Most trusts would be delighted with a Care Quality Commission report which rates almost every aspect of their operation as either “good” or “outstanding”, culminating in a very strong “good” rating overall. 

But Frimley Health Foundation Trust’s first full rating since a merger four years ago was always going to have some bittersweet moments.

Frimley Park FT was the first trust to be rated “outstanding”, having taken the brave decision (helped by a wodge of money) to merge with failing neighbour Heatherwood and Wexham Park FT. Since then, Wexham Park has been re-inspected and has substantially improved, with its rating moving from “inadequate” to “good”.

The merged trust was still referred to as “outstanding” on the CQC’s website, and it is only now that a full re-inspection has taken place. That has seen Frimley Park Hospital retain its “outstanding” rating and Wexham Park its “good”, but the trust overall classified as “good.”

Merged trusts – with more than one rating – present methodological issues for the CQC until they are re-inspected: it would not be surprising to see more apparent downgrades on re-inspection where a highly-performing trust takes over a troubled neighbour. The risk of this must be on the mind of every chief executive asked to acquire a failing organisation.

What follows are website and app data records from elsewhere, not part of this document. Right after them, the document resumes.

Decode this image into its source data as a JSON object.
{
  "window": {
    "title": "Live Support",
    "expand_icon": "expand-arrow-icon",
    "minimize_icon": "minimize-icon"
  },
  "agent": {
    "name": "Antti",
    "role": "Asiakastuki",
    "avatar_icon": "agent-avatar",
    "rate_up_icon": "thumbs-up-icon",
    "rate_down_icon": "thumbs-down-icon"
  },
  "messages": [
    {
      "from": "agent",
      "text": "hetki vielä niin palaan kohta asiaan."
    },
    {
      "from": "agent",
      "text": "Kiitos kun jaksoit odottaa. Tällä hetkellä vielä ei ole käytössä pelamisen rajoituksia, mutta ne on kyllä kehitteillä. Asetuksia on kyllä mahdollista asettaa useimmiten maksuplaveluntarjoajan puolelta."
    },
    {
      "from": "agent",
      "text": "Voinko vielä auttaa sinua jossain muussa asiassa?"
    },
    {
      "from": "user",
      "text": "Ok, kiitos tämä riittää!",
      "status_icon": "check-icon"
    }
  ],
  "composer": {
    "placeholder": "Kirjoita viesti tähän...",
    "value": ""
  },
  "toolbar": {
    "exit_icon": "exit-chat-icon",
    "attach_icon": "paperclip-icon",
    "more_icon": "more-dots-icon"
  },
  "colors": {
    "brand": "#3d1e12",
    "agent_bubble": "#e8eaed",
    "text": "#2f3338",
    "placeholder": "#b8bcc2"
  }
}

But this should not distract from a very good CQC report which showed that Frimley Health FT had much to be proud of – and was aware of many areas where it could improve. In particular, the trust had responded to concerns around surgery, which the CQC had raised last year after a run of never events. There was particular praise for learning from concerns and complaints, and for the vision of the trust for what it wanted to achieve. And Heatherwood Hospital and the trust’s community inpatient services (which had not been rated before) were found to be “good” across the board.

Search for the truth

Last summer, HSJ highlighted several new concerns about maternity care at the Shrewsbury and Telford Hospital Trust as the families who were part of an initial group of 23 cases called for the probe to be widened. Although the NHS initially resisted this, health and social care secretary Matt Hancock agreed to broaden the review.

Then, last week, there was widespread criticism of NHS Improvement for what was perceived as an attempt to interfere with the independent review being led by Donna Ockenden by setting up a review panel, which was eventually disbanded after it was revealed many of its members had a conflict of interest. 

Now, in response to those concerns, Ms Ockenden has written to families involved in the inquiry, making it clear her team of experts are determined to “search for the truth”.

We also learned from the message that the review is looking at more than 250 separate cases – more than 10 times the initial number.

The Shrewsbury and Telford Hospital Trust – which the CQC rated “inadequate” last year, while highlighting ongoing maternity safety concerns –  initially accused HSJ of inaccurate reporting around the expansion of concerns. It has continually insisted its maternity services are safe.

Ms Ockenden’s message reveals the concerns about care standards at Shrewsbury and Telford are sufficiently widespread, with hundreds of families potentially affected.

It will be interesting to see how the board’s “culture of defensiveness”, as the CQC’s inspectors branded it, fares when faced with Ms Ockenden’s final report.